Mechel: Yes, if you purchase an automobile, you want to make sure that you follow some general guidelines. We usually recommend that people don’t buy new cars. We recommend people buy used cars so that you don’t get into the problem of owing more on your car than it’s actually worth. That’s a horrible situation to be in, especially if you find yourself in an accident and you owe more on the car than the car is actually worth. So we typically tell people to buy a used car. And then once you pay off that used car, you should drive it for the duration, meaning drive it for an extended period of time until it is just not drivable anymore. And that way, you’re able to use the money that you would make on a car payment to pay down your credit card debt.
Steve: All right. We’ve talked about credit cards. We’ve talked about automobiles. Some people these days find themselves in a home that’s maybe too large for their families or at least the payment is too large for their families.
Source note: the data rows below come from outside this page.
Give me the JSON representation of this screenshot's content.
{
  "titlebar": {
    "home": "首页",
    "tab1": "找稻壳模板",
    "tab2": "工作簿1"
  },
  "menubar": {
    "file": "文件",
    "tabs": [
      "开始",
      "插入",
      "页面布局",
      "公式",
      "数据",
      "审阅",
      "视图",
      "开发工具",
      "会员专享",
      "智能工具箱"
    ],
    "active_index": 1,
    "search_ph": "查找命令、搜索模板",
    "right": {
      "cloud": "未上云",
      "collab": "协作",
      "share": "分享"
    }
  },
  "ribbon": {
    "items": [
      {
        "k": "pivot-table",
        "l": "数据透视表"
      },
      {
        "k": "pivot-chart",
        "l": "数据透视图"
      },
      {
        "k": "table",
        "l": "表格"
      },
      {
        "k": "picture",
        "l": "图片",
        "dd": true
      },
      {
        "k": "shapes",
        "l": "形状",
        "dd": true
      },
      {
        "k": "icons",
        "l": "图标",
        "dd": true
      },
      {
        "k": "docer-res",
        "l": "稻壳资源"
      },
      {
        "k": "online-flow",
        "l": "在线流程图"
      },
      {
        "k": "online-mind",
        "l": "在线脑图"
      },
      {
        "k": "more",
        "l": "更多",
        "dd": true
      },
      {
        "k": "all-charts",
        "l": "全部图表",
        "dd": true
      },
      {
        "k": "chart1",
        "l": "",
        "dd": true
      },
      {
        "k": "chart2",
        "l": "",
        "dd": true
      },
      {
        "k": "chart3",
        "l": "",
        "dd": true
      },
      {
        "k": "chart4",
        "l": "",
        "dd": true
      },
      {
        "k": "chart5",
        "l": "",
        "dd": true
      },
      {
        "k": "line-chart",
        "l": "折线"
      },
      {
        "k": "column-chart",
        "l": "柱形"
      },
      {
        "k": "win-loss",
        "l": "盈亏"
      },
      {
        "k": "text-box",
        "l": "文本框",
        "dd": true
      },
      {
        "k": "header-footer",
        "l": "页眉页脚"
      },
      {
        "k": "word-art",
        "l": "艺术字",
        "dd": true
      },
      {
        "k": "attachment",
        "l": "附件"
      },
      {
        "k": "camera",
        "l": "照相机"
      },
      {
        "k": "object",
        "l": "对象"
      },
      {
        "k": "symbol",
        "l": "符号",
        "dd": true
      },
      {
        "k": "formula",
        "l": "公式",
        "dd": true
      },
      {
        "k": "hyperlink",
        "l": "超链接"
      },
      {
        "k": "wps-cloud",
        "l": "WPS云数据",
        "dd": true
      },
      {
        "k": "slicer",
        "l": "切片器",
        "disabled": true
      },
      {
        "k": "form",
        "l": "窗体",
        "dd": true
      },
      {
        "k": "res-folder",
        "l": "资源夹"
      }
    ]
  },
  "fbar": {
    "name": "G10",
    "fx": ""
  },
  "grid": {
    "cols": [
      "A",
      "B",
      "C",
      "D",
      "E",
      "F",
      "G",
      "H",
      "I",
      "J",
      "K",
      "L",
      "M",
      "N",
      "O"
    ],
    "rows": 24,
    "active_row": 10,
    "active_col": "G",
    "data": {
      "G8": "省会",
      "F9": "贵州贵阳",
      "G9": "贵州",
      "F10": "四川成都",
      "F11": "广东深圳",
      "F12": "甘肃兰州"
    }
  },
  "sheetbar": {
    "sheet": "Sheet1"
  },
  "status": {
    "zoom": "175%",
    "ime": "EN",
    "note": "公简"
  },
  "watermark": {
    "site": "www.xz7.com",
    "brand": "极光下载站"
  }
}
So what do they do?
Mechel: Well, for people who are in a home and they’re struggling to make their mortgage payments, the first thing they need to do is call their lender and let their lender know what’s going on. If you have concerns and you’re not comfortable talking with your lender, then, of course, you can call a full-service credit counseling agency. And they can help you work with your lender to find out a workout option that will help you. But what we traditionally tell people, for those who are out shopping for a home, buy a home that is within your means. If you’re married, then you probably want to buy a home that only one salary can take care of that mortgage payment, not where two salaries have to take care of that mortgage payment. Typically, what happens when people buy a home where two people’s income has to make the mortgage payment, what happens when one person gets laid off? Well, you’re struggling to make the mortgage payment. So we try to give people some advice on how to avoid those types of situations in the long run.
Steve: Okay, whether we’re talking about homes or automobiles or credit cards, it’s all debt. So are there some basic principles that apply to all of these kinds of things? I’m thinking about delayed gratification.
Mechel: Delayed gratification is something where we all have to look within ourselves and say, “No.” The small little word, two letters, “no.” You have to tell yourself “no” sometimes that you can’t get certain things, and that way, you’re able to give yourself options down the road. You’re able to have your emergency fund. You’re able to get in a home that is affordable that, even if someone gets laid off, you’re able to make that mortgage payment. You’re able to buy a car, and then you pay that car off within a two-year period. And then you’re driving a car that’s paid for. That feels very empowering not to have that debt. So we want people to get into the mode of doing something different, not always upgrading their home, meaning you’re in the home for five years, so now, you got to sell it so you can buy a bigger home. Who says you have to buy a bigger home? If the home fits your situation, your budget, your family, stay in the home. Pay it off early, and that way, you have options in the future.
Steve: To some people, the goal is, how much can I afford? How many balls can I keep in the air and still sleep at night? But I would submit that a better goal might be getting out of debt completely.
Mechel: Absolutely. Getting out of debt should be a goal for all of us. And it’s something that maybe you weren’t taught in school or traditionally by your family. But it’s something that we all can learn right now. And on our website at credabilityu.org, we have so many classes out there that are free for the public to just take those courses. And it teaches you step by step how you can actually put a plan together for yourself to get out of debt.
Steve: Mechel, thanks.
Mechel: Thank you.